A few other Softies saw their jobs changed as a result of the realignment:
* Yusuf Mehdi, former Chief Advertising Strategist, is out of the ad business all together. Mehdi is now senior vice president, Strategic Partnerships, "where he will be focused on overseeing international mergers, acquisitions and partnerships; managing strategic accounts; and forging relationships with early stage startups and venture capital firms." Microsoft's new Chief Advertising Strategist is Mike Galgon, an aQuantive co-founder.
* Satya Nadella remains Corporate Vice President, Search & Advertising Platform Group. But it's the APS team that now has the responsibility for building and marketing all ad platforms, including adCenter, which had been Nadella's domain. (I've asked Microsoft for further details on where adCenter development resides.

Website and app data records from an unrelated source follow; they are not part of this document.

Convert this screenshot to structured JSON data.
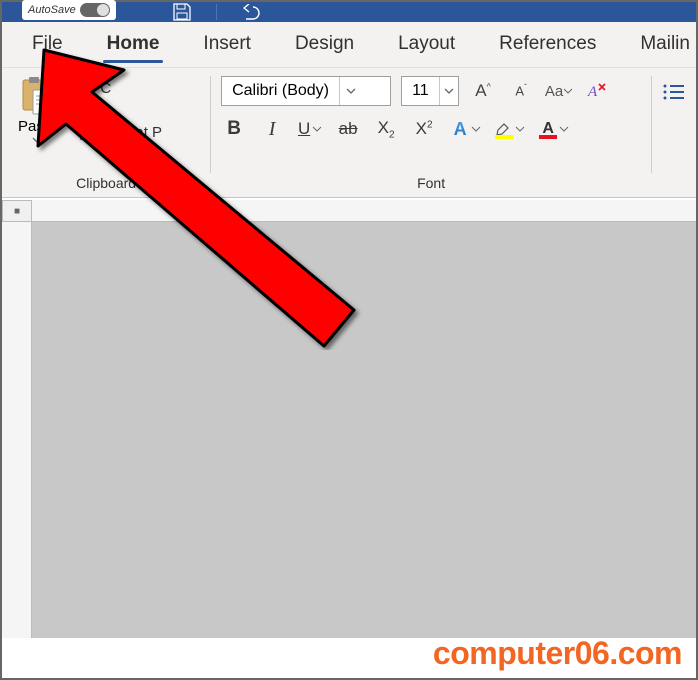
{
  "titlebar": {
    "autosave_label": "AutoSave"
  },
  "tabs": {
    "file": "File",
    "home": "Home",
    "insert": "Insert",
    "design": "Design",
    "layout": "Layout",
    "references": "References",
    "mailings": "Mailin"
  },
  "clipboard": {
    "paste": "Paste",
    "cut": "C",
    "format_painter": "Format P",
    "group_label": "Clipboard"
  },
  "font": {
    "family": "Calibri (Body)",
    "size": "11",
    "bold": "B",
    "italic": "I",
    "underline": "U",
    "strike": "ab",
    "sub": "X",
    "sup": "X",
    "text_effects_letter": "A",
    "highlight_letter": "A",
    "font_color_letter": "A",
    "aa": "Aa",
    "group_label": "Font"
  },
  "watermark": "computer06.com"
}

Stay tuned. Still no word from Microsoft, but Update: A Microsoft spokesman says adCenter stays with Nadella. Howeer, the Seattle Post-Intelligencer has an update: "Satya Nadella, who oversees Microsoft's Search & Advertising Platform Group, will also be part of McAndrews' Advertiser and and Publisher Solutions Group leadership team, and some Microsoft product planning and product management groups will also join McAndrews' group.") Hmmmm....
* Steve Berkowitz, the former Ask CEO who is still listed as the Senior VP in charge of Microsoft's Online Services Business, In that role, Berkowitz has been responsible for "all of the marketing, sales and business development related to Microsoft's online services, including MSN.com and Windows Live." His new responsibilities, as of August 13, are described as responsibility for "Microsoft’s 'audience' business and for delivering great end-user online services that attract users and deepen customer engagement," specifically the MSN.com portal, Windows Live services and Live Search.
These latest moves and changes follow a number of Windows Live reassignments Microsoft made on July 1, the start of its new fiscal year. At this point, there are fewer and fewer of the old MSN/online services guard still leading Microsoft's Online Services Business. Guess it's time for a fresh start for Microsoft, the advertising company.